* **TASK STATEMENT**
The required output is all lines below that contain the word "this".

* **RECORDS SHOWN**
------------------------------------------------

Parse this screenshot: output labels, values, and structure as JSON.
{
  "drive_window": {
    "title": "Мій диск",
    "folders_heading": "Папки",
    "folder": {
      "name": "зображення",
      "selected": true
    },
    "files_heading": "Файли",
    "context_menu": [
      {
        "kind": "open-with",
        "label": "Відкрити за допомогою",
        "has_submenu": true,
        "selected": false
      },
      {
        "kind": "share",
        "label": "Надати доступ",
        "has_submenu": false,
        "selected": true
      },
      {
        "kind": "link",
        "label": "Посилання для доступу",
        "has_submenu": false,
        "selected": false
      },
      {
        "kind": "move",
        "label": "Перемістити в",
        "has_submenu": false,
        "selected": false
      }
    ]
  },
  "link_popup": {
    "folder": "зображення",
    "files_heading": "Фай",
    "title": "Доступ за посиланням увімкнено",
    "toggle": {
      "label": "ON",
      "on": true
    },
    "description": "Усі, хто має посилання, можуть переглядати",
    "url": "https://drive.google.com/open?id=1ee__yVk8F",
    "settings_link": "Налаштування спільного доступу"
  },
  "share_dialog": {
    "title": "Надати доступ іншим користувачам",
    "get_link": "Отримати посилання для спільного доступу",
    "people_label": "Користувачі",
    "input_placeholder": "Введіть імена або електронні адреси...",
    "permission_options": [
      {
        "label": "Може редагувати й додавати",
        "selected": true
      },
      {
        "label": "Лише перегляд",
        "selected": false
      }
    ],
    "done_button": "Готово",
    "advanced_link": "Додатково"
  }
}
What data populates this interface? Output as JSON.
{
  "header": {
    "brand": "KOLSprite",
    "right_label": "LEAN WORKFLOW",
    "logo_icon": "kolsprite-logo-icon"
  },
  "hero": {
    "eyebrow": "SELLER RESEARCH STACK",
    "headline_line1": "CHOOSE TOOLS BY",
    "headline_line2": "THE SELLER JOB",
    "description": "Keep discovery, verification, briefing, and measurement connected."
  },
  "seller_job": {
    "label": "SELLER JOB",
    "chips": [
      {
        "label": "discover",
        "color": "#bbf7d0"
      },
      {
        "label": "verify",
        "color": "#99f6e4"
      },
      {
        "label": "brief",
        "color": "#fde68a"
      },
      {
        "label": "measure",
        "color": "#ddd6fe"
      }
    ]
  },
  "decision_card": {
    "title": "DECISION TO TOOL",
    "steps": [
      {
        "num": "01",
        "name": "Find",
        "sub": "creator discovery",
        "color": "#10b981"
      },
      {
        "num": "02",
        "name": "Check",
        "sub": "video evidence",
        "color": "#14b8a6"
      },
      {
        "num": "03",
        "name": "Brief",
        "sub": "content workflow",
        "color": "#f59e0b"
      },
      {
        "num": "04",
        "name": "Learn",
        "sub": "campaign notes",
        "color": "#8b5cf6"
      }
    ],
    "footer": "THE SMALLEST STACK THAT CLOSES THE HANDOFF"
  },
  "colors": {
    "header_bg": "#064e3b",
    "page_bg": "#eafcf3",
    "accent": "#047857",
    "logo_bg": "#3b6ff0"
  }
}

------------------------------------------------

* **SOLUTION**
Parse this screenshot: output labels, values, and structure as JSON.
What data populates this interface? Output as JSON.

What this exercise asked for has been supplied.